Traders have their own process of determining the best tactic to get the best result, the challenge is to somehow make that measurable and incorporate that into a framework to demonstrate what we have done to achieve the best and most suitable outcome.
I think it is one of my industry’s biggest challenges and we are spending a great deal of time with our compliance department and regulators to develop the right kind of framework.
MiFID I set us on the road while MiFID II will keep us very much engaged.
What do you think of the buyside platforms such as Plato and Luminex? Will they help in mitigating liquidity risks? Will it stop HFT from gaming?
New trading platforms need a large number of participants and institutional flow to make them work. Liquidity is always the defining factor in the success of a venue and with the right mix of participants and subsequent commitment I would fully expect them to prove their worth. Both have been created out of Industry need, and to a large extent, dissatisfaction with the way the market has evolved.
What do you see as the biggest challenges and opportunities for 2015?
Going back to my earlier point, I think it is going to be around the best execution piece and trying to come up with some practical definitions which allow us to turn an art into a scientific, proven process.
It won’t be easy because of the diverse and fragmented nature of the markets but the aim is to get the best available price for the client.

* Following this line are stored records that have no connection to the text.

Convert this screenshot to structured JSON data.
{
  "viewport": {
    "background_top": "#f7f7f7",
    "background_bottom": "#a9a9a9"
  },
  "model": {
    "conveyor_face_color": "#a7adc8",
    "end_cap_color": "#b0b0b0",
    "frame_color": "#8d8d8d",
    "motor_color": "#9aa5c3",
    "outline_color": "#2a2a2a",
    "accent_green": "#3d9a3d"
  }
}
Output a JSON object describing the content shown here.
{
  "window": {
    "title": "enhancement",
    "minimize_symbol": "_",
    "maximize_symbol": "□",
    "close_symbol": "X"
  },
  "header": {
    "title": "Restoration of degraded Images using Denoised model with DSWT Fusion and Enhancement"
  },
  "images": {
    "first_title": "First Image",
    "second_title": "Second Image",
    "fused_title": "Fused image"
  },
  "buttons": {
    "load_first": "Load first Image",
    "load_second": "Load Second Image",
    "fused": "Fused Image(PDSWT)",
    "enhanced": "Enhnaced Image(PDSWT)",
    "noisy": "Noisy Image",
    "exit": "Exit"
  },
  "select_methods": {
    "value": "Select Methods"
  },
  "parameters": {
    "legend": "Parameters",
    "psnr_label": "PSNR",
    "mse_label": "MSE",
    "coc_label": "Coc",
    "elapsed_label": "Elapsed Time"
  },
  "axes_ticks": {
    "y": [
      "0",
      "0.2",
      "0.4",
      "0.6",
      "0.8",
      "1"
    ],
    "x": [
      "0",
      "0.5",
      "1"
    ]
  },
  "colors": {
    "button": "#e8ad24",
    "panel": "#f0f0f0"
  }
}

David Miller is the head of European, Middle East and Africa equity trading for Invesco. He started his career in 1984 as a dealer on the London Stock Exchange, working with Smith New Court trading mainly smaller companies. In 1995 he was involved in the creation of the UK’s first Order Driven Exchange, Tradepoint, where he was market controller. Miller returned to trading with Knight Securities in London in 2000. Prior to joining Invesco in 2001 he spent some time with Virt-x as a trading consultant as they launched a pan-European exchange.